(Assigned task): Once you reach the line that contains "Extract the structured", retype it and every line after it exactly, ending with the last line of the entries.
(Beginning of Exercise materials)
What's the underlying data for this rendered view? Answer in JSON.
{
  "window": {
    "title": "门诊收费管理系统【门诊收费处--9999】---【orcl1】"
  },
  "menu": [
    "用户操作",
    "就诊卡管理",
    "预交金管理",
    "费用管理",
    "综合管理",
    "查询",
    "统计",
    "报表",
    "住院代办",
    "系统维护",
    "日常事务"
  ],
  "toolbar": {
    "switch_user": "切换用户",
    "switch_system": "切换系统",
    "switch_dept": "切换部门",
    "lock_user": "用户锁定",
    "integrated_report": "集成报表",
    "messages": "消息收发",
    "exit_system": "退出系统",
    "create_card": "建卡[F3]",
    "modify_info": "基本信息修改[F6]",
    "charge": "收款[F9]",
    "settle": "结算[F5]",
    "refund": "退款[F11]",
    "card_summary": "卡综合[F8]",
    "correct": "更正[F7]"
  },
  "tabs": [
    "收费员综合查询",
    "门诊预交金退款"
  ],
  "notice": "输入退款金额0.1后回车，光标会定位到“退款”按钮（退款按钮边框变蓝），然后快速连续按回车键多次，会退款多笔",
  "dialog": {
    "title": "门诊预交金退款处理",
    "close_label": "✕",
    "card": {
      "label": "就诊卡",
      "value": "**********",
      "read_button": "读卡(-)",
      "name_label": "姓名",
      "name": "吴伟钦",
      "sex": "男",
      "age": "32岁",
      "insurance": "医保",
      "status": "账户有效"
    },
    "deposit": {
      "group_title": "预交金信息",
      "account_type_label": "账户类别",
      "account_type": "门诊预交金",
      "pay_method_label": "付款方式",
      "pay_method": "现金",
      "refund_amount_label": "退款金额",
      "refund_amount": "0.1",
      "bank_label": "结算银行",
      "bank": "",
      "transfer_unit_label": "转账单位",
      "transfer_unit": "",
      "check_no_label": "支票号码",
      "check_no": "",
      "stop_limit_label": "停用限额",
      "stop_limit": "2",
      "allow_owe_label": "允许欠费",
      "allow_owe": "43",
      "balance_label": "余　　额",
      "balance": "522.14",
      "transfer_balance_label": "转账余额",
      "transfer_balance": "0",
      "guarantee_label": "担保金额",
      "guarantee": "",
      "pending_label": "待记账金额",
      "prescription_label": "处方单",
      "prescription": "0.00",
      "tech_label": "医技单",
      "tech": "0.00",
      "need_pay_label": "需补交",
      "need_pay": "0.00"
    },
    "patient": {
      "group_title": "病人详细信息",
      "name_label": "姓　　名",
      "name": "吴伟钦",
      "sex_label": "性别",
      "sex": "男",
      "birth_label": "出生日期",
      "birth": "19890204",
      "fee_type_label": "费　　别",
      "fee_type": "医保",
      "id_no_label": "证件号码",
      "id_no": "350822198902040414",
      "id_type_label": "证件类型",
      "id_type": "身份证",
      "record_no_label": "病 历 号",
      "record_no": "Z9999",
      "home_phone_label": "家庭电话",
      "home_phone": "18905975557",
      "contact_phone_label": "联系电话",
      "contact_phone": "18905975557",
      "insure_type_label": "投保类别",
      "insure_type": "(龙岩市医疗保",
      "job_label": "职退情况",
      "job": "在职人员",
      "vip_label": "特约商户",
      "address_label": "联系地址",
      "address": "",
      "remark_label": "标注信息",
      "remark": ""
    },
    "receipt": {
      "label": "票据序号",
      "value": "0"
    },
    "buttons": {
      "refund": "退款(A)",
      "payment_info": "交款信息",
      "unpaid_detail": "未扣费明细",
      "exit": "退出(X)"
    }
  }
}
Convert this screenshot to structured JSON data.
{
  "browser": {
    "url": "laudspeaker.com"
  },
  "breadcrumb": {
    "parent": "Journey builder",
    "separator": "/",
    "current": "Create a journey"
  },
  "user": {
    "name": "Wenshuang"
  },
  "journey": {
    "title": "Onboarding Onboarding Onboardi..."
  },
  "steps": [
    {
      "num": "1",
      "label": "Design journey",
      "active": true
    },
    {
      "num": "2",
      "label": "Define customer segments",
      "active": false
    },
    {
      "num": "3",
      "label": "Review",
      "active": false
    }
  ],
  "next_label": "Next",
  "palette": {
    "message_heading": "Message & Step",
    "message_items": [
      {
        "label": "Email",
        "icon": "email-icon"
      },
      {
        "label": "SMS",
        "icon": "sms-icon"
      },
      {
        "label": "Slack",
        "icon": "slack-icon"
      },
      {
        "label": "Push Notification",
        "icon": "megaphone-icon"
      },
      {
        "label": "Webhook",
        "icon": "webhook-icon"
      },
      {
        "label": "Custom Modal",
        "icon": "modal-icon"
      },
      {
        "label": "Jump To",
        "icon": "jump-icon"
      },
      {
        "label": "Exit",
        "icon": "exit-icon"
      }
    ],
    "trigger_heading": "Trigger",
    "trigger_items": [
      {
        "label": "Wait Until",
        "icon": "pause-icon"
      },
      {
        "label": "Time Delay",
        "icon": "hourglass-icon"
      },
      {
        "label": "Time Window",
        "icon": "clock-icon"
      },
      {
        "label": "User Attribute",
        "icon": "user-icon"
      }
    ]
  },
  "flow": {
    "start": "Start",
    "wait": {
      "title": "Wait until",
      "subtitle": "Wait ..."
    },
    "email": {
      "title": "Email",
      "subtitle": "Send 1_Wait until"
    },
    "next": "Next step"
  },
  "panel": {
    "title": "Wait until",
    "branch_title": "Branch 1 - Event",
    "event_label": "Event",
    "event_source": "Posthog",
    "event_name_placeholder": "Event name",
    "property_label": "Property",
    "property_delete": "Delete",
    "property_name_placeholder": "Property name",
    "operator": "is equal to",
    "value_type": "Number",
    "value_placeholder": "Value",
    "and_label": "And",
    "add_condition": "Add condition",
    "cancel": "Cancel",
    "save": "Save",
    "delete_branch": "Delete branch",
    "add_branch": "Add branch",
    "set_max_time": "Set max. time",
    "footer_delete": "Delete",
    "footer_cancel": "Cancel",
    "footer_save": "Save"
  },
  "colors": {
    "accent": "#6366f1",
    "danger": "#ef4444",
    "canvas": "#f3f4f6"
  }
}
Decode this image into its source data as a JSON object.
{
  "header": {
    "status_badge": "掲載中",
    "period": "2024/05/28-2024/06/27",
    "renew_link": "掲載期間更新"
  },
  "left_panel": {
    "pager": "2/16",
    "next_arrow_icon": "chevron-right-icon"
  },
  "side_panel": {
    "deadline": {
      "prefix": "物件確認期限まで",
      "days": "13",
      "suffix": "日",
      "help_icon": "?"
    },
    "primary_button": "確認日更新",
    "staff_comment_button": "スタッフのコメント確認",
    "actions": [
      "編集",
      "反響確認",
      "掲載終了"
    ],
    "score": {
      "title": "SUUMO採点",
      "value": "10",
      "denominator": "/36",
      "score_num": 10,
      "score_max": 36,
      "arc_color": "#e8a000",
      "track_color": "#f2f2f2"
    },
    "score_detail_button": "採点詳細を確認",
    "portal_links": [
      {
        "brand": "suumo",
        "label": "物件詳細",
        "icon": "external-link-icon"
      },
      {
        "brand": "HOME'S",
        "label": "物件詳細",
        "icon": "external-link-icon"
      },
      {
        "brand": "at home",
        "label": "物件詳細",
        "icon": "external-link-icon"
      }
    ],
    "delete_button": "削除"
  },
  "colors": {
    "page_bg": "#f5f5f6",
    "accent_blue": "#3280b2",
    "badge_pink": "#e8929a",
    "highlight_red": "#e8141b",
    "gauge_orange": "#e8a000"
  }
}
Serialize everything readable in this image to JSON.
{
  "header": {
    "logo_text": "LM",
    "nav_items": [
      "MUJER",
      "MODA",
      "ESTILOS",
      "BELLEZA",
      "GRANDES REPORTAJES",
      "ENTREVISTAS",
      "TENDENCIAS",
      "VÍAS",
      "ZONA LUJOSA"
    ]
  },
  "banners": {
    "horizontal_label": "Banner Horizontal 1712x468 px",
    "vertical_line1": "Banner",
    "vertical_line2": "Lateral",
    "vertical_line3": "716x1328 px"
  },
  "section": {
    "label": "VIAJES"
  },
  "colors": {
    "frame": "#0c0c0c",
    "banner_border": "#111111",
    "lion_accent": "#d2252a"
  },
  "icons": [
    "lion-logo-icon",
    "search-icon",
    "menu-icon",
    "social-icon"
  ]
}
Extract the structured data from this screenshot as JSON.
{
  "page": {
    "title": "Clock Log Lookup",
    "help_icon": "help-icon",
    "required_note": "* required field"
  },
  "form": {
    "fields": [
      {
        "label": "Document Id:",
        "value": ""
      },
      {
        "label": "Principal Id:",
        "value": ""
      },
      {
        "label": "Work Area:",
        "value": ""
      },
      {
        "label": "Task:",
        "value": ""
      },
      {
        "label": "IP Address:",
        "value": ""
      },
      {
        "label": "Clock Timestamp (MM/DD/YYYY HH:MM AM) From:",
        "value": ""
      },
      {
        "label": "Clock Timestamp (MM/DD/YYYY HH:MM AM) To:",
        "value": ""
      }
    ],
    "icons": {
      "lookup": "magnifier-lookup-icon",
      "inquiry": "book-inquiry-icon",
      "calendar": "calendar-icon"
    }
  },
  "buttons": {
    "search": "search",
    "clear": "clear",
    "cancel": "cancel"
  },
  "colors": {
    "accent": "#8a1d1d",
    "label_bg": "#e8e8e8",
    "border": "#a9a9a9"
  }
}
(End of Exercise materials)
(Task response):
Extract the structured data from this screenshot as JSON.
{
  "page": {
    "title": "Clock Log Lookup",
    "help_icon": "help-icon",
    "required_note": "* required field"
  },
  "form": {
    "fields": [
      {
        "label": "Document Id:",
        "value": ""
      },
      {
        "label": "Principal Id:",
        "value": ""
      },
      {
        "label": "Work Area:",
        "value": ""
      },
      {
        "label": "Task:",
        "value": ""
      },
      {
        "label": "IP Address:",
        "value": ""
      },
      {
        "label": "Clock Timestamp (MM/DD/YYYY HH:MM AM) From:",
        "value": ""
      },
      {
        "label": "Clock Timestamp (MM/DD/YYYY HH:MM AM) To:",
        "value": ""
      }
    ],
    "icons": {
      "lookup": "magnifier-lookup-icon",
      "inquiry": "book-inquiry-icon",
      "calendar": "calendar-icon"
    }
  },
  "buttons": {
    "search": "search",
    "clear": "clear",
    "cancel": "cancel"
  },
  "colors": {
    "accent": "#8a1d1d",
    "label_bg": "#e8e8e8",
    "border": "#a9a9a9"
  }
}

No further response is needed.